- [Task to complete]
Write out each line of the material below once more, exactly as it appears.

- [Materials provided]

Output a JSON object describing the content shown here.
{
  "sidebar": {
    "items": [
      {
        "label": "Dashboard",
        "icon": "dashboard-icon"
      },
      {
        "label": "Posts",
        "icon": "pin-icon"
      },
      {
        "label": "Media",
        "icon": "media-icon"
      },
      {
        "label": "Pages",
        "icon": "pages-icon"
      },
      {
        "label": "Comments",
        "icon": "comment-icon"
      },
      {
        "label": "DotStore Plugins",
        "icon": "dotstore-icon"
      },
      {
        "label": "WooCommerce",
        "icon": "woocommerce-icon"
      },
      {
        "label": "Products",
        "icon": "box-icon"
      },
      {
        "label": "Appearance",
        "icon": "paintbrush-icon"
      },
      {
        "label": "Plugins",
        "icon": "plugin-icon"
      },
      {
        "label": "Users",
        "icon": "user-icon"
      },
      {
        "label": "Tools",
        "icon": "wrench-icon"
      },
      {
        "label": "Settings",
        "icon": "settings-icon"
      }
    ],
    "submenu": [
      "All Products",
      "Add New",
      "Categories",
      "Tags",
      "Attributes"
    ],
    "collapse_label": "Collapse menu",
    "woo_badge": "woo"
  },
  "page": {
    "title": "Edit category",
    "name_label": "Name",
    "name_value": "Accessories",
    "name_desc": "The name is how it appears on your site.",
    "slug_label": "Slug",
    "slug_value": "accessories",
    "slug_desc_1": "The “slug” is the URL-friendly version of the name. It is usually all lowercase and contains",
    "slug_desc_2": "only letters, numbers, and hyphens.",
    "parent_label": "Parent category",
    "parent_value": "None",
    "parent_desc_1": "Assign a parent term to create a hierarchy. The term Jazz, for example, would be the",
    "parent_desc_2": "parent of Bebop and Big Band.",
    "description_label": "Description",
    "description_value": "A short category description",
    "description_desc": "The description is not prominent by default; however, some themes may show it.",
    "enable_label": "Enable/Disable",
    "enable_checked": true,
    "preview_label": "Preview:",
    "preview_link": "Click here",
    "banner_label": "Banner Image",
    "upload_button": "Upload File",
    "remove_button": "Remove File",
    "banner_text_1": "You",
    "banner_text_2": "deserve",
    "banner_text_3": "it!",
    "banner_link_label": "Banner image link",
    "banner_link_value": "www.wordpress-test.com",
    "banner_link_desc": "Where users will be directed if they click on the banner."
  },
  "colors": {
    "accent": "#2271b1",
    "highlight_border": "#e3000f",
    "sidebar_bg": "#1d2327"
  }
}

- [Solution to this problem]
Output a JSON object describing the content shown here.
{
  "sidebar": {
    "items": [
      {
        "label": "Dashboard",
        "icon": "dashboard-icon"
      },
      {
        "label": "Posts",
        "icon": "pin-icon"
      },
      {
        "label": "Media",
        "icon": "media-icon"
      },
      {
        "label": "Pages",
        "icon": "pages-icon"
      },
      {
        "label": "Comments",
        "icon": "comment-icon"
      },
      {
        "label": "DotStore Plugins",
        "icon": "dotstore-icon"
      },
      {
        "label": "WooCommerce",
        "icon": "woocommerce-icon"
      },
      {
        "label": "Products",
        "icon": "box-icon"
      },
      {
        "label": "Appearance",
        "icon": "paintbrush-icon"
      },
      {
        "label": "Plugins",
        "icon": "plugin-icon"
      },
      {
        "label": "Users",
        "icon": "user-icon"
      },
      {
        "label": "Tools",
        "icon": "wrench-icon"
      },
      {
        "label": "Settings",
        "icon": "settings-icon"
      }
    ],
    "submenu": [
      "All Products",
      "Add New",
      "Categories",
      "Tags",
      "Attributes"
    ],
    "collapse_label": "Collapse menu",
    "woo_badge": "woo"
  },
  "page": {
    "title": "Edit category",
    "name_label": "Name",
    "name_value": "Accessories",
    "name_desc": "The name is how it appears on your site.",
    "slug_label": "Slug",
    "slug_value": "accessories",
    "slug_desc_1": "The “slug” is the URL-friendly version of the name. It is usually all lowercase and contains",
    "slug_desc_2": "only letters, numbers, and hyphens.",
    "parent_label": "Parent category",
    "parent_value": "None",
    "parent_desc_1": "Assign a parent term to create a hierarchy. The term Jazz, for example, would be the",
    "parent_desc_2": "parent of Bebop and Big Band.",
    "description_label": "Description",
    "description_value": "A short category description",
    "description_desc": "The description is not prominent by default; however, some themes may show it.",
    "enable_label": "Enable/Disable",
    "enable_checked": true,
    "preview_label": "Preview:",
    "preview_link": "Click here",
    "banner_label": "Banner Image",
    "upload_button": "Upload File",
    "remove_button": "Remove File",
    "banner_text_1": "You",
    "banner_text_2": "deserve",
    "banner_text_3": "it!",
    "banner_link_label": "Banner image link",
    "banner_link_value": "www.wordpress-test.com",
    "banner_link_desc": "Where users will be directed if they click on the banner."
  },
  "colors": {
    "accent": "#2271b1",
    "highlight_border": "#e3000f",
    "sidebar_bg": "#1d2327"
  }
}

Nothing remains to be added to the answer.